Task brief – Could you copy every record exactly as it appears?

__________

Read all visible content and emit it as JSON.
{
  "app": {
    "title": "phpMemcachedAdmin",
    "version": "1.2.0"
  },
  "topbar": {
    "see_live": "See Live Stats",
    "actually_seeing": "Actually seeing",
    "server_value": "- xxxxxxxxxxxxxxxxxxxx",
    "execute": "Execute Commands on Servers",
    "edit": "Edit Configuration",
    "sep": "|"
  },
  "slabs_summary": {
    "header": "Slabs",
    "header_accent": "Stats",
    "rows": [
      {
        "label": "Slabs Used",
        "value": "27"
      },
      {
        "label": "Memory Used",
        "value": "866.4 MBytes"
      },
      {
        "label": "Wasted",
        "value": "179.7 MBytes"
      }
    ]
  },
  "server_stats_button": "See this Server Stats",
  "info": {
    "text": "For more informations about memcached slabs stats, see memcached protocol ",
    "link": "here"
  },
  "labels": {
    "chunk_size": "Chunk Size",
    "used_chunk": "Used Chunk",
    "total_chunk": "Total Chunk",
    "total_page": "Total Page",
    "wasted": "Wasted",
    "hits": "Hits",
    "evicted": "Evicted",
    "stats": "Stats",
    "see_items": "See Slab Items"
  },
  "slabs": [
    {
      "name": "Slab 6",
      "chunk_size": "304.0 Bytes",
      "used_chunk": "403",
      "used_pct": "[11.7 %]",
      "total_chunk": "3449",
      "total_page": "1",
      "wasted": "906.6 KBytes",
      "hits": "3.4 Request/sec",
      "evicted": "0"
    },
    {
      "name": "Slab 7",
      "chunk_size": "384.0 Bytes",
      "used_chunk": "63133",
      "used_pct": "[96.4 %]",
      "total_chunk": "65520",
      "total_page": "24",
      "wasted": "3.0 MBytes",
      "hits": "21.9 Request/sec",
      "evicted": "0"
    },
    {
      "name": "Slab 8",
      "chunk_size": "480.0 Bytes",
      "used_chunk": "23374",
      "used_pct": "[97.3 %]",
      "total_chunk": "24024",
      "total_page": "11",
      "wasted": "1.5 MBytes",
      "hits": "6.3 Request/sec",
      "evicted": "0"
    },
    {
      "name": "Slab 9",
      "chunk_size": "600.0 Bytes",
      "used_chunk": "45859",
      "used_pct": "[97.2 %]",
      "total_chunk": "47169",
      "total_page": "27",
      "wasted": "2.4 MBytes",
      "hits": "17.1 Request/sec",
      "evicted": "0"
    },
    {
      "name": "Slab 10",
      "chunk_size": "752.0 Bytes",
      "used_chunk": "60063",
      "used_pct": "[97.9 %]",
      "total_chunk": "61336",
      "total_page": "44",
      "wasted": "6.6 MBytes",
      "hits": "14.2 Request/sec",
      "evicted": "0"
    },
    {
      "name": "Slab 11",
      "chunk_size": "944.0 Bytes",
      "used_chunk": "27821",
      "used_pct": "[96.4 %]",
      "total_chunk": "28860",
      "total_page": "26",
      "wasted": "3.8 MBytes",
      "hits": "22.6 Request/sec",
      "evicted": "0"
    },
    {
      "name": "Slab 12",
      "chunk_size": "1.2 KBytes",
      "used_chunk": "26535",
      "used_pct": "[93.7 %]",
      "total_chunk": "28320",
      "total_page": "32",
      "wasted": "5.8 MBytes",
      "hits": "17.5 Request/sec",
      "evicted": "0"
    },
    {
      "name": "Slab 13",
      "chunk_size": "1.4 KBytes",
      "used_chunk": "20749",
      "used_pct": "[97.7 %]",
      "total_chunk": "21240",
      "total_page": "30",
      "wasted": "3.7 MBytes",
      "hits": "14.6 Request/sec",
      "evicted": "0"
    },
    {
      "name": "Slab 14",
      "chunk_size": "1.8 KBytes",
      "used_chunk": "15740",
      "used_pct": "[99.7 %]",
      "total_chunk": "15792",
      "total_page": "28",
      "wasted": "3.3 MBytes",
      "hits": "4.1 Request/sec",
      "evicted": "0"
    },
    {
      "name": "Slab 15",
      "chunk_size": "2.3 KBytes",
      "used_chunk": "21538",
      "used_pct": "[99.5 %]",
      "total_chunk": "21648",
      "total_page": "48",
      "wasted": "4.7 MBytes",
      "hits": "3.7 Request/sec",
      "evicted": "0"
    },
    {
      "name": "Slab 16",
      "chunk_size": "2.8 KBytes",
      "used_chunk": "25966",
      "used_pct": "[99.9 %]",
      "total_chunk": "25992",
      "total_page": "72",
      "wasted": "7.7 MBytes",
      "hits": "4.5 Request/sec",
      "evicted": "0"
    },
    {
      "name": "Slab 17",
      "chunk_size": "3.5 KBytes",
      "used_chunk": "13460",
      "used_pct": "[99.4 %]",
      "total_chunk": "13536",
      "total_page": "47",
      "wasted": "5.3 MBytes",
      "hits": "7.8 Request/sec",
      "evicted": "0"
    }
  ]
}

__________

Answer to this task –
Read all visible content and emit it as JSON.
{
  "app": {
    "title": "phpMemcachedAdmin",
    "version": "1.2.0"
  },
  "topbar": {
    "see_live": "See Live Stats",
    "actually_seeing": "Actually seeing",
    "server_value": "- xxxxxxxxxxxxxxxxxxxx",
    "execute": "Execute Commands on Servers",
    "edit": "Edit Configuration",
    "sep": "|"
  },
  "slabs_summary": {
    "header": "Slabs",
    "header_accent": "Stats",
    "rows": [
      {
        "label": "Slabs Used",
        "value": "27"
      },
      {
        "label": "Memory Used",
        "value": "866.4 MBytes"
      },
      {
        "label": "Wasted",
        "value": "179.7 MBytes"
      }
    ]
  },
  "server_stats_button": "See this Server Stats",
  "info": {
    "text": "For more informations about memcached slabs stats, see memcached protocol ",
    "link": "here"
  },
  "labels": {
    "chunk_size": "Chunk Size",
    "used_chunk": "Used Chunk",
    "total_chunk": "Total Chunk",
    "total_page": "Total Page",
    "wasted": "Wasted",
    "hits": "Hits",
    "evicted": "Evicted",
    "stats": "Stats",
    "see_items": "See Slab Items"
  },
  "slabs": [
    {
      "name": "Slab 6",
      "chunk_size": "304.0 Bytes",
      "used_chunk": "403",
      "used_pct": "[11.7 %]",
      "total_chunk": "3449",
      "total_page": "1",
      "wasted": "906.6 KBytes",
      "hits": "3.4 Request/sec",
      "evicted": "0"
    },
    {
      "name": "Slab 7",
      "chunk_size": "384.0 Bytes",
      "used_chunk": "63133",
      "used_pct": "[96.4 %]",
      "total_chunk": "65520",
      "total_page": "24",
      "wasted": "3.0 MBytes",
      "hits": "21.9 Request/sec",
      "evicted": "0"
    },
    {
      "name": "Slab 8",
      "chunk_size": "480.0 Bytes",
      "used_chunk": "23374",
      "used_pct": "[97.3 %]",
      "total_chunk": "24024",
      "total_page": "11",
      "wasted": "1.5 MBytes",
      "hits": "6.3 Request/sec",
      "evicted": "0"
    },
    {
      "name": "Slab 9",
      "chunk_size": "600.0 Bytes",
      "used_chunk": "45859",
      "used_pct": "[97.2 %]",
      "total_chunk": "47169",
      "total_page": "27",
      "wasted": "2.4 MBytes",
      "hits": "17.1 Request/sec",
      "evicted": "0"
    },
    {
      "name": "Slab 10",
      "chunk_size": "752.0 Bytes",
      "used_chunk": "60063",
      "used_pct": "[97.9 %]",
      "total_chunk": "61336",
      "total_page": "44",
      "wasted": "6.6 MBytes",
      "hits": "14.2 Request/sec",
      "evicted": "0"
    },
    {
      "name": "Slab 11",
      "chunk_size": "944.0 Bytes",
      "used_chunk": "27821",
      "used_pct": "[96.4 %]",
      "total_chunk": "28860",
      "total_page": "26",
      "wasted": "3.8 MBytes",
      "hits": "22.6 Request/sec",
      "evicted": "0"
    },
    {
      "name": "Slab 12",
      "chunk_size": "1.2 KBytes",
      "used_chunk": "26535",
      "used_pct": "[93.7 %]",
      "total_chunk": "28320",
      "total_page": "32",
      "wasted": "5.8 MBytes",
      "hits": "17.5 Request/sec",
      "evicted": "0"
    },
    {
      "name": "Slab 13",
      "chunk_size": "1.4 KBytes",
      "used_chunk": "20749",
      "used_pct": "[97.7 %]",
      "total_chunk": "21240",
      "total_page": "30",
      "wasted": "3.7 MBytes",
      "hits": "14.6 Request/sec",
      "evicted": "0"
    },
    {
      "name": "Slab 14",
      "chunk_size": "1.8 KBytes",
      "used_chunk": "15740",
      "used_pct": "[99.7 %]",
      "total_chunk": "15792",
      "total_page": "28",
      "wasted": "3.3 MBytes",
      "hits": "4.1 Request/sec",
      "evicted": "0"
    },
    {
      "name": "Slab 15",
      "chunk_size": "2.3 KBytes",
      "used_chunk": "21538",
      "used_pct": "[99.5 %]",
      "total_chunk": "21648",
      "total_page": "48",
      "wasted": "4.7 MBytes",
      "hits": "3.7 Request/sec",
      "evicted": "0"
    },
    {
      "name": "Slab 16",
      "chunk_size": "2.8 KBytes",
      "used_chunk": "25966",
      "used_pct": "[99.9 %]",
      "total_chunk": "25992",
      "total_page": "72",
      "wasted": "7.7 MBytes",
      "hits": "4.5 Request/sec",
      "evicted": "0"
    },
    {
      "name": "Slab 17",
      "chunk_size": "3.5 KBytes",
      "used_chunk": "13460",
      "used_pct": "[99.4 %]",
      "total_chunk": "13536",
      "total_page": "47",
      "wasted": "5.3 MBytes",
      "hits": "7.8 Request/sec",
      "evicted": "0"
    }
  ]
}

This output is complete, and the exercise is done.